YOUR OBJECTIVE: Filter the listing below for "image" and report every line that has it.
-- Opening Marker --
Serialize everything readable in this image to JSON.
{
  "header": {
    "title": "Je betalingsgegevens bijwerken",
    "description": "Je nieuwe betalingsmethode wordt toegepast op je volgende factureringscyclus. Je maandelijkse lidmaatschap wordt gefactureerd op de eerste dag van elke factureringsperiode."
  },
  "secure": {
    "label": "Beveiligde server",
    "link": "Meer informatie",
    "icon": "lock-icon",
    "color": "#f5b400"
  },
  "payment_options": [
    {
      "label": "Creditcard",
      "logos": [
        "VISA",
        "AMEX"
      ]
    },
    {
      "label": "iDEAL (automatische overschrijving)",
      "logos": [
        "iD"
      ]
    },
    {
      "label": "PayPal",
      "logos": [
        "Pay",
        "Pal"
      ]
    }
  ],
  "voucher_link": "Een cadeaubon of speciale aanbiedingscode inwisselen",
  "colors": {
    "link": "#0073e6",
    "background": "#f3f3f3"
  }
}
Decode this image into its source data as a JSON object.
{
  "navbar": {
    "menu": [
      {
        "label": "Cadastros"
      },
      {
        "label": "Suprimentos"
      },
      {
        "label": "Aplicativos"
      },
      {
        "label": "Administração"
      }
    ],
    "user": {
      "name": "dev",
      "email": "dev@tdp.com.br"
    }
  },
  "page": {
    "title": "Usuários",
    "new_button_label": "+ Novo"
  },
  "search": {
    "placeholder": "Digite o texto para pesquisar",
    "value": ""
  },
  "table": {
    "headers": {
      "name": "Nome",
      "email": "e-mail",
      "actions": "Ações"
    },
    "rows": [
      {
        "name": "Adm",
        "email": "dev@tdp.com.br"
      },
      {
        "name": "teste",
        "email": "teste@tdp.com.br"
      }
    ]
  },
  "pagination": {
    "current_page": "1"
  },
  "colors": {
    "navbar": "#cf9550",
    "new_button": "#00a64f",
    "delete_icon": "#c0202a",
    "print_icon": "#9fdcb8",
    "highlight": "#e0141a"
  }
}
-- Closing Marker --
RESPONSE AREA:
Serialize everything readable in this image to JSON.
Decode this image into its source data as a JSON object.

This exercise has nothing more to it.